▶ **Dataset**
╔══

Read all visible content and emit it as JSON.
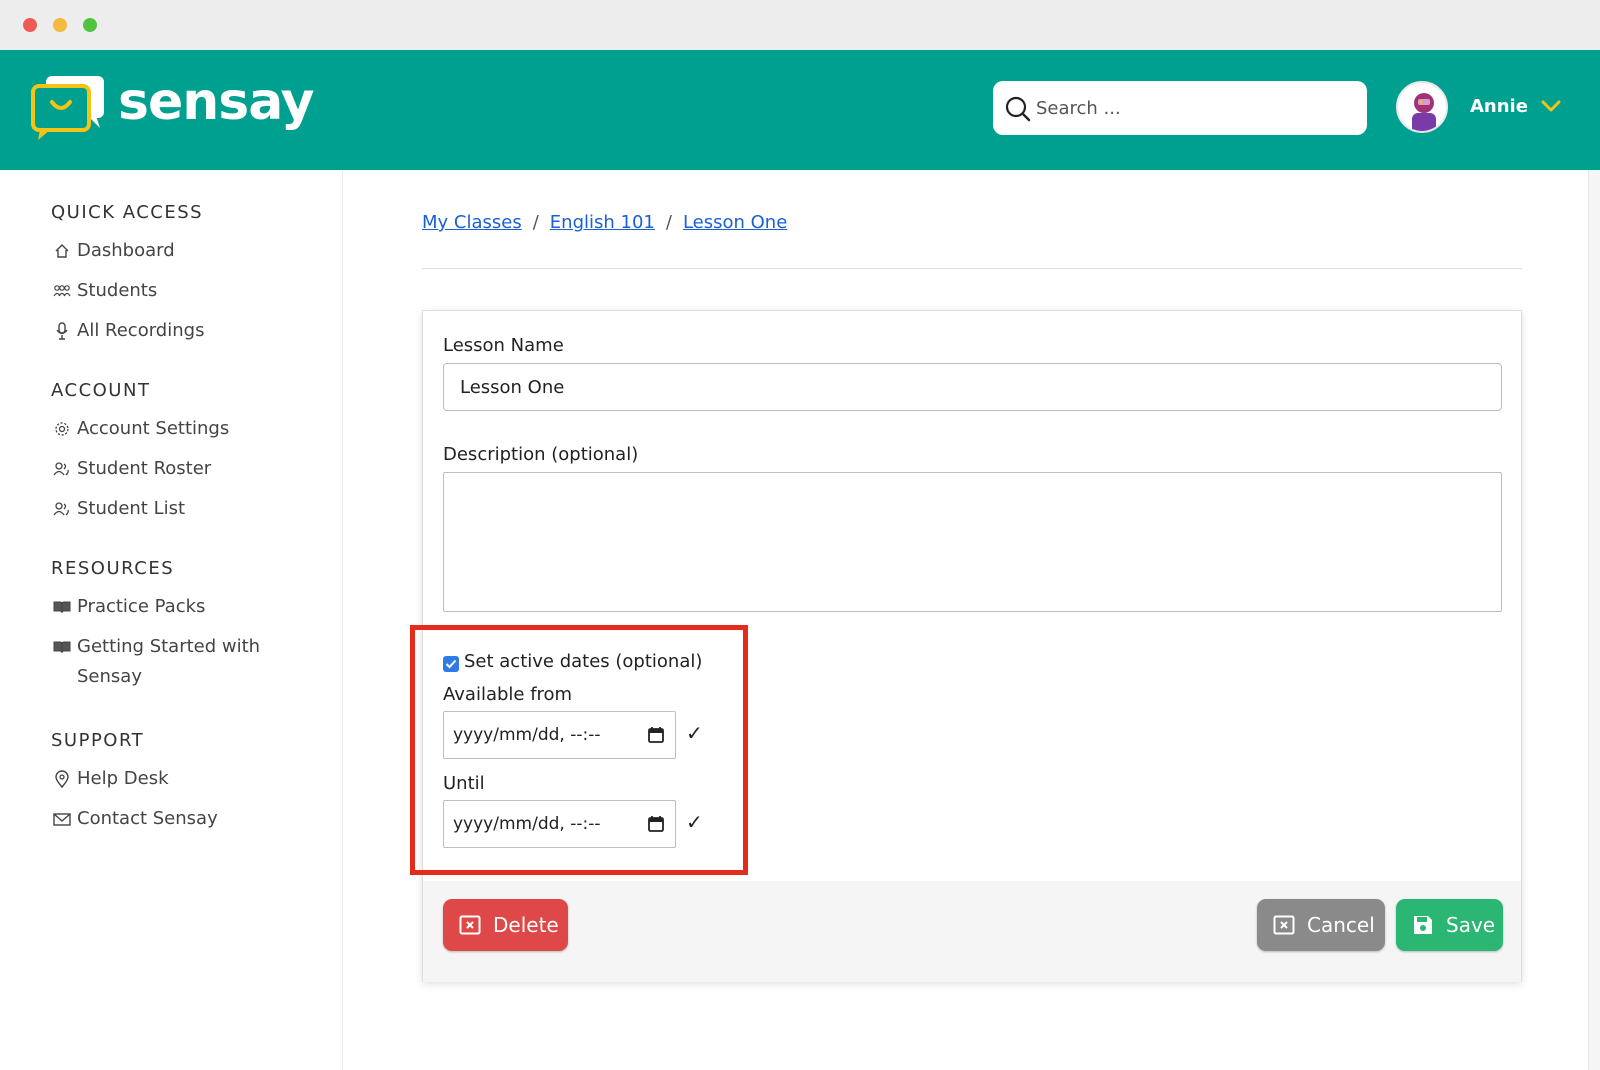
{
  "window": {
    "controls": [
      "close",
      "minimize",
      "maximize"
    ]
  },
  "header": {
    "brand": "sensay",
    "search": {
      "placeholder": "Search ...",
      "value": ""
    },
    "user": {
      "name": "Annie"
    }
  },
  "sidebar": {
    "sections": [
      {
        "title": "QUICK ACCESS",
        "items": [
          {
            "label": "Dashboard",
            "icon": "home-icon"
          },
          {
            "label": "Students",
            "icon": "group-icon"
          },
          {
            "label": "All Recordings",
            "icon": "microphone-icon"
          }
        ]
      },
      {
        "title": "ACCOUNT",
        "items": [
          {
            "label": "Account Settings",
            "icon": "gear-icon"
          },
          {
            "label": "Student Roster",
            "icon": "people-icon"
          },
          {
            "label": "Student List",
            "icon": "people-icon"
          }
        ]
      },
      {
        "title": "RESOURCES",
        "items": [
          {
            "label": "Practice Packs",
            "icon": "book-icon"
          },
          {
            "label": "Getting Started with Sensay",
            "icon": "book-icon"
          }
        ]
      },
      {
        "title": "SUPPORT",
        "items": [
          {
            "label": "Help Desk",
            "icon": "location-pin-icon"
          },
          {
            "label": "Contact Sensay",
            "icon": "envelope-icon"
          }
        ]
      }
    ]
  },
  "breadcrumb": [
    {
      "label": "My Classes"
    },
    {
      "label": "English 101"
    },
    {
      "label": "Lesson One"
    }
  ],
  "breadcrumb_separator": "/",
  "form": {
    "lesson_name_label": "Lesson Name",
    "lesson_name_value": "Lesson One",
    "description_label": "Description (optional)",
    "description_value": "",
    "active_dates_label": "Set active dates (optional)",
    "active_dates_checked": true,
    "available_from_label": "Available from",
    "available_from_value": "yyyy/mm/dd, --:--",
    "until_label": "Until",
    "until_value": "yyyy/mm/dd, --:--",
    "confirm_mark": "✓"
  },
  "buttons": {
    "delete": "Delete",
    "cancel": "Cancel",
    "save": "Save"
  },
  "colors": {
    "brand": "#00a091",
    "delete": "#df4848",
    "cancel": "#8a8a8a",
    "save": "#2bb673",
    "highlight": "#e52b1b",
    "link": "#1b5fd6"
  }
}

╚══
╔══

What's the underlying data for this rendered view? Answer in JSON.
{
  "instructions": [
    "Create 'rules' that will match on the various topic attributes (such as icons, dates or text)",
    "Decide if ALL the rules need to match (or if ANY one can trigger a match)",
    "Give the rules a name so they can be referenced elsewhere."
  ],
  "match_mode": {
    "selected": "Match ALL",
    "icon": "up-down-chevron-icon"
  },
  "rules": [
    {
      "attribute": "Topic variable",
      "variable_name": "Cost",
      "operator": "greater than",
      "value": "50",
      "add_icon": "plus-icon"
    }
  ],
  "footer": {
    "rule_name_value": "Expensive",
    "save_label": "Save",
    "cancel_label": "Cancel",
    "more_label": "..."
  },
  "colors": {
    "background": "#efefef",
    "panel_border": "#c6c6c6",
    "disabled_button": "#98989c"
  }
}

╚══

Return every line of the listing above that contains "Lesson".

▶ **Your response**
      "label": "Lesson One"
    "lesson_name_label": "Lesson Name",
    "lesson_name_value": "Lesson One",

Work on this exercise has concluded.